October 17, 2019 | By Melissa Miller

Nicholas Galitzki removes the gold-plated shield covering the telescope’s dilution refrigeratorNicholas Galitzki removes the gold-plated shield covering the telescope’s dilution refrigerator. The building and testing phase is underway in the Center for Astrophysics and Space Sciences at UC San Diego. Photo by Melissa Miller, UC San Diego Physical Sciences

Whether designing and building cutting edge technology, mentoring students or communicating the importance of science to the broader community, Nicholas Galitzki represents the next generation of astrophysicists. First inspired by science outreach programs and photos from the Hubble Space Telescope and Voyager Missions, this UC San Diego postdoctoral scholar who studies the universe’s earliest light can’t help but shine enthusiasm for science.

“I got into outreach because that’s how I got into astronomy,” said Galitzki. “Outreach efforts reached me, so I want to give back and inspire the next generation.”

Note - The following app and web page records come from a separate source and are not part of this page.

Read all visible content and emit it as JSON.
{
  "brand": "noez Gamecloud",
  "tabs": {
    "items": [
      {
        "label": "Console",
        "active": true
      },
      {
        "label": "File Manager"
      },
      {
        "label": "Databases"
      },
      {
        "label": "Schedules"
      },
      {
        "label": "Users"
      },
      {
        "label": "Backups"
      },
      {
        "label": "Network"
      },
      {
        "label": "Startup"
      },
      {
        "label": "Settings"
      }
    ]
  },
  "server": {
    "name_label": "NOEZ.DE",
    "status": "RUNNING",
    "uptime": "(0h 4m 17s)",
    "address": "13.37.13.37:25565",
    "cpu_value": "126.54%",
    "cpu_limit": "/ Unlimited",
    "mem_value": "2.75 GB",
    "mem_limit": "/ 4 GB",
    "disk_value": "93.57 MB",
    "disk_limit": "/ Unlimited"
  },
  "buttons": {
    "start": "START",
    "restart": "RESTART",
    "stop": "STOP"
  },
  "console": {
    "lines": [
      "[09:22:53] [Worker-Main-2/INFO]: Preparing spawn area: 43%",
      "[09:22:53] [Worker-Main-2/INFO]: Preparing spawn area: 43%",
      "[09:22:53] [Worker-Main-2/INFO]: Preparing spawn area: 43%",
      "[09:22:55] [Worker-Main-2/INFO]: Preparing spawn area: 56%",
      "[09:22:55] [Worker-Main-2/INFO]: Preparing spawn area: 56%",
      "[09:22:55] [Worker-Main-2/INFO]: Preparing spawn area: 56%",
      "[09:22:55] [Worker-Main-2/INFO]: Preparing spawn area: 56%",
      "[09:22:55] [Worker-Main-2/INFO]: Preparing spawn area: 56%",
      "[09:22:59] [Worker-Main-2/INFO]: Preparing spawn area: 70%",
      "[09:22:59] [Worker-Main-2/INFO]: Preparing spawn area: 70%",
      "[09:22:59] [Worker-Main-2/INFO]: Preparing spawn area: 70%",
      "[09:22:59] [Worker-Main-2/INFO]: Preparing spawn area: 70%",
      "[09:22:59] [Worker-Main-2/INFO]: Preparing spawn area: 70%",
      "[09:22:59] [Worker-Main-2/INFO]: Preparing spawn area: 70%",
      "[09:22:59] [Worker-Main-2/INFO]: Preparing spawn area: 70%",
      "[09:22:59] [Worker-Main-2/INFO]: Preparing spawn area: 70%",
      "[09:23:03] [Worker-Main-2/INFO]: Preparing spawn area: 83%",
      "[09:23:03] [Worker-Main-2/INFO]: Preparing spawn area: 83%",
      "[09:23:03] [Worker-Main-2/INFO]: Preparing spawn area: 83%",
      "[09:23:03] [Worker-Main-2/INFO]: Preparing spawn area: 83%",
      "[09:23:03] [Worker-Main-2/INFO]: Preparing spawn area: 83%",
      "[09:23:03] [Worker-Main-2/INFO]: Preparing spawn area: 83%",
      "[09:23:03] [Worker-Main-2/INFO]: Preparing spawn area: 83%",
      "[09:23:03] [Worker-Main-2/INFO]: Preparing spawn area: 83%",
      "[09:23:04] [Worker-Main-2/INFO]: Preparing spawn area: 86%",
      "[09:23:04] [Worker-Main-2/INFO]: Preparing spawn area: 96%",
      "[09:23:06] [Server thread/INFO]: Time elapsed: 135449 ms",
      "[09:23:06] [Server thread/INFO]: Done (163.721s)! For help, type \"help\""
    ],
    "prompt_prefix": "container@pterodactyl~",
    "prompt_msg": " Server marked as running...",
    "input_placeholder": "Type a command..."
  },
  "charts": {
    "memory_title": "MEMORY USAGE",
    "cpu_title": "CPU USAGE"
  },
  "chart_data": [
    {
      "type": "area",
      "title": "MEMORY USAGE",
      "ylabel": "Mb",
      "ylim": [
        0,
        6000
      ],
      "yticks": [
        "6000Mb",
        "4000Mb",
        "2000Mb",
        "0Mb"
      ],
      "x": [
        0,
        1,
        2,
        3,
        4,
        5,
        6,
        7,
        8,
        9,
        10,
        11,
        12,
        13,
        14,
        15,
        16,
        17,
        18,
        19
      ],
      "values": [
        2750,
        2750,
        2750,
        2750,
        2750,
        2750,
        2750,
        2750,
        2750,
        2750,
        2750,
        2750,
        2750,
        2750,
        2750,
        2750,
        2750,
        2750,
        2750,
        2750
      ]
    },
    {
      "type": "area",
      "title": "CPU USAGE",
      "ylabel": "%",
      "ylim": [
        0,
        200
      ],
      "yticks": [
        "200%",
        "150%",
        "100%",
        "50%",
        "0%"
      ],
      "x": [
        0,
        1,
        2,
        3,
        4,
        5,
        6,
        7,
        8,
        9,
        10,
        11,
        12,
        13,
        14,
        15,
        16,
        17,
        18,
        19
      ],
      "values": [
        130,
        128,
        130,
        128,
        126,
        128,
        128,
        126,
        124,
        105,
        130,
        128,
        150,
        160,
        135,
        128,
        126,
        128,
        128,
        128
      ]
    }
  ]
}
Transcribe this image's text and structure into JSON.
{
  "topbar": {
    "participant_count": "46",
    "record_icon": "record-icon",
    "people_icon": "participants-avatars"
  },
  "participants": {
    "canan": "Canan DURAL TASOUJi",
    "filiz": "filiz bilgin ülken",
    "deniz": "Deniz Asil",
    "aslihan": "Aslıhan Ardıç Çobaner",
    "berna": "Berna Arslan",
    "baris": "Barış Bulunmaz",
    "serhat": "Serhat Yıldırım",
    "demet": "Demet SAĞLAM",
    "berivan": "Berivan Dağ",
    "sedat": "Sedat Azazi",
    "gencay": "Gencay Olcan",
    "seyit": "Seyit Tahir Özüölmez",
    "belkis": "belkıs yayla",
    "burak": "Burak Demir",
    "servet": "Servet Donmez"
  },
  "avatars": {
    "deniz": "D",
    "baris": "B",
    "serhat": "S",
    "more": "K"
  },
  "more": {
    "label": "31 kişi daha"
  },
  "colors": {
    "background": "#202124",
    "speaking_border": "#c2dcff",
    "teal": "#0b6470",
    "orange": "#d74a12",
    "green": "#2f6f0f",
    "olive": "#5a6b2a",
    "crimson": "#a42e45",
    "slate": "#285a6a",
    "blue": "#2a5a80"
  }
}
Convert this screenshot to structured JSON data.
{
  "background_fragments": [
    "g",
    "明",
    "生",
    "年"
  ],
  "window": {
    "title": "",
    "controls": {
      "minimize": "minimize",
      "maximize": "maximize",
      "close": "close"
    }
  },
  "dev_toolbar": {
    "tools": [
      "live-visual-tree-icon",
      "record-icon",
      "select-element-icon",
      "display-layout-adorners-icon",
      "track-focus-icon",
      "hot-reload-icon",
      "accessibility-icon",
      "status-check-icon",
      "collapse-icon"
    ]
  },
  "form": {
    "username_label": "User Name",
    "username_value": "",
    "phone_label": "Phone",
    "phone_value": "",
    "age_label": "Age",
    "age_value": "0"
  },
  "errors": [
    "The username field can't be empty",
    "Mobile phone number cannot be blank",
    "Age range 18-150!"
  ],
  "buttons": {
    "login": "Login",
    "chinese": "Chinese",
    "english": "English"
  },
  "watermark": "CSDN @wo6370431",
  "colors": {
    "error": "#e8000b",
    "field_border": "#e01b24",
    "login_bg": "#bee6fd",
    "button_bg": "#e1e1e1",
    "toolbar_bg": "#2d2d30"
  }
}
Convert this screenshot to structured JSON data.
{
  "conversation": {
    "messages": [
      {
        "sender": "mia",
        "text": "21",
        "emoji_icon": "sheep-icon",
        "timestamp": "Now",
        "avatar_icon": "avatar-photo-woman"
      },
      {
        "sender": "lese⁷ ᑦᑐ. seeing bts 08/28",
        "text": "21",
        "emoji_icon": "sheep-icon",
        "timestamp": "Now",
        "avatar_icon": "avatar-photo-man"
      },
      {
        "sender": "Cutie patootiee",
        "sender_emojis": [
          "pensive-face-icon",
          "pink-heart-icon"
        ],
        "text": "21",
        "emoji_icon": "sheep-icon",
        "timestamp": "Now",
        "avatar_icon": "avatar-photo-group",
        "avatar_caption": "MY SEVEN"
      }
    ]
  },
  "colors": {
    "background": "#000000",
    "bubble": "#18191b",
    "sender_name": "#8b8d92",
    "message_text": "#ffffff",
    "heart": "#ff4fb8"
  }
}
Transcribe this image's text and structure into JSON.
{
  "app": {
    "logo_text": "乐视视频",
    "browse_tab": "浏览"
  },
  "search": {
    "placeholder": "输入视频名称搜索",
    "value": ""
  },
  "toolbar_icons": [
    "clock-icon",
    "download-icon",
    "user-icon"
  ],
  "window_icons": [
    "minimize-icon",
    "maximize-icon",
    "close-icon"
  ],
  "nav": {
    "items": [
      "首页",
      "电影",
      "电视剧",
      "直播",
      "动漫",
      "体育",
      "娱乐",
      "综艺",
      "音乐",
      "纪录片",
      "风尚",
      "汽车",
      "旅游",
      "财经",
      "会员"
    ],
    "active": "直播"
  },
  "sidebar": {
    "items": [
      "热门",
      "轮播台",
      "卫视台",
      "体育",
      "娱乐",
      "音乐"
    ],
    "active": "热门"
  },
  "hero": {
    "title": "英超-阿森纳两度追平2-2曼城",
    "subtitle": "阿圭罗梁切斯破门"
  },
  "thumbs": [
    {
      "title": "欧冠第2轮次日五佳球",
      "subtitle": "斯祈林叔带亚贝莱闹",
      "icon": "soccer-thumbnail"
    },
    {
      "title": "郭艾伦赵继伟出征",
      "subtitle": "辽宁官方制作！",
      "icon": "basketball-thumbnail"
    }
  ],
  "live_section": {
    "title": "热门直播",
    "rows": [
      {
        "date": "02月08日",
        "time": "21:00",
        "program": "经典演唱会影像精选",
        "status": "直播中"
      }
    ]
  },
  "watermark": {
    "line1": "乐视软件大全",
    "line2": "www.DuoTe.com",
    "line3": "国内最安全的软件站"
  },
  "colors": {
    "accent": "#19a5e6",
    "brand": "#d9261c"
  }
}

Galitzki volunteers for the Fleet Science Center’s popular “Two Scientists Walk into a Bar” events, answering people’s questions about space as best he can. He also helps organize “Astronomy on Tap San Diego,” where researchers give talks and engage with the public at a local brewery.

Additionally, he often sets up his own personal telescope at these events and a line instantly forms.

“Public astronomy can be very approachable,” Galitzki said. “It’s pretty affordable. My first telescope was one my parents got from Costco.”

He is also a member of the League of Extraordinary Scientists and Engineers, which brings science experiments to local schools. The group also hosts other events, including a panel of experts at San Diego Comic Con every year that Galitzki has participated in along with other UC San Diego researchers.

At UC San Diego, Galitzki works with Professor of Physics and Cosmologist Brian Keating. Galitzki designed and is now building and testing the so-called “first-light” telescope for the Simons Observatory, which will be located on a high mountaintop in Chile. It will be the first of four telescopes installed in the array that will be used to study the origins of the universe. With Keating as the observatory’s director, there are over 30 institutions involved in the worldwide collaboration.

“It’s a cool opportunity,” said Galitzki. “To work with a really capable group of people, to sit down and think about ‘If we have the resources, which we do, what is the best telescope we can design?’”

The array will focus on cosmic microwave background (CMB) signals, radiation left over from the Big Bang. To reduce noise in the signal, the optics on CMB telescopes must be super-cooled. Galitzki’s cryogenic design requires a dilution refrigerator, a $300,000 part that looks like a futuristic ray gun. According to Galitzki, he has measured temperatures of 7 milliKelvin, which is -459.65 degrees Fahrenheit, just a fraction of a degree above absolute zero.

“When we’re running the dilution refrigerator, it’s one of the coldest things in San Diego,” he says.

Simon’s Observatory has been Galitzki’s focus for more than three years, and it’s just the beginning of the project. The telescope is scheduled to be “on sky” by the end of 2020. It will take hundreds of photographs every second and all of that data will eventually be combined into a single image. 

“Once the project goes into regular observations, we’ll have this torrent of terabytes a day,” said Galitzki. “We don’t actually get to the results we want until we’ve been observing for four or five years. Once we have that single picture, we can start doing the science.”

Because Galitzki’s appointment as a postdoctoral scholar is coming to an end, he may not be a part of the telescope’s final installation or the data processing. On top of the work he’s doing to build and integrate all the parts of the telescope, he is also applying for academic jobs. He plans to continue community engagement projects when he mentors his own students as a professor.

Got a science question for Galitzki? The next Two Scientists Walk into a Bar is Thursday, Dec. 5 and Astronomy on Tap returns in January.